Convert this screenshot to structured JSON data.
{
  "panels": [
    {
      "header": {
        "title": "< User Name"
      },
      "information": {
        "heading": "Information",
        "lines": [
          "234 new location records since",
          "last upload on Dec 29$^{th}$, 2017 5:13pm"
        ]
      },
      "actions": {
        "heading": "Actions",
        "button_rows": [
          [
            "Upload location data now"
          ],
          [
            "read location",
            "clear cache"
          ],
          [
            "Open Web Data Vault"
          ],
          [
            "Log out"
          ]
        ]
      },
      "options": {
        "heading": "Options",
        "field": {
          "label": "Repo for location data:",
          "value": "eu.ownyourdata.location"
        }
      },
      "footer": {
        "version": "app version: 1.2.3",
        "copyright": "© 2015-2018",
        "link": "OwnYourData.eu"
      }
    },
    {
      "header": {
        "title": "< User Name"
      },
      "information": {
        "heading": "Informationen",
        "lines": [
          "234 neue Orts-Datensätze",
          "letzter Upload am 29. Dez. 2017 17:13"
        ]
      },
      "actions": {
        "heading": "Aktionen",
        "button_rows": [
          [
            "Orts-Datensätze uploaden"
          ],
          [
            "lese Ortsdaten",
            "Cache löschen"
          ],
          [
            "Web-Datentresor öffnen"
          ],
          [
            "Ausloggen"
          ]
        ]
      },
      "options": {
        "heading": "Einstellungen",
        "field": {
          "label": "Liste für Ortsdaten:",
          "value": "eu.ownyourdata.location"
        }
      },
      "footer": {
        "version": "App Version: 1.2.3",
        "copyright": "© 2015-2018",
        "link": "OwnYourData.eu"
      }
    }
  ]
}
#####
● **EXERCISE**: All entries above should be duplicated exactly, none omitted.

● **EXERCISE OUTPUT**:
Convert this screenshot to structured JSON data.
{
  "panels": [
    {
      "header": {
        "title": "< User Name"
      },
      "information": {
        "heading": "Information",
        "lines": [
          "234 new location records since",
          "last upload on Dec 29$^{th}$, 2017 5:13pm"
        ]
      },
      "actions": {
        "heading": "Actions",
        "button_rows": [
          [
            "Upload location data now"
          ],
          [
            "read location",
            "clear cache"
          ],
          [
            "Open Web Data Vault"
          ],
          [
            "Log out"
          ]
        ]
      },
      "options": {
        "heading": "Options",
        "field": {
          "label": "Repo for location data:",
          "value": "eu.ownyourdata.location"
        }
      },
      "footer": {
        "version": "app version: 1.2.3",
        "copyright": "© 2015-2018",
        "link": "OwnYourData.eu"
      }
    },
    {
      "header": {
        "title": "< User Name"
      },
      "information": {
        "heading": "Informationen",
        "lines": [
          "234 neue Orts-Datensätze",
          "letzter Upload am 29. Dez. 2017 17:13"
        ]
      },
      "actions": {
        "heading": "Aktionen",
        "button_rows": [
          [
            "Orts-Datensätze uploaden"
          ],
          [
            "lese Ortsdaten",
            "Cache löschen"
          ],
          [
            "Web-Datentresor öffnen"
          ],
          [
            "Ausloggen"
          ]
        ]
      },
      "options": {
        "heading": "Einstellungen",
        "field": {
          "label": "Liste für Ortsdaten:",
          "value": "eu.ownyourdata.location"
        }
      },
      "footer": {
        "version": "App Version: 1.2.3",
        "copyright": "© 2015-2018",
        "link": "OwnYourData.eu"
      }
    }
  ]
}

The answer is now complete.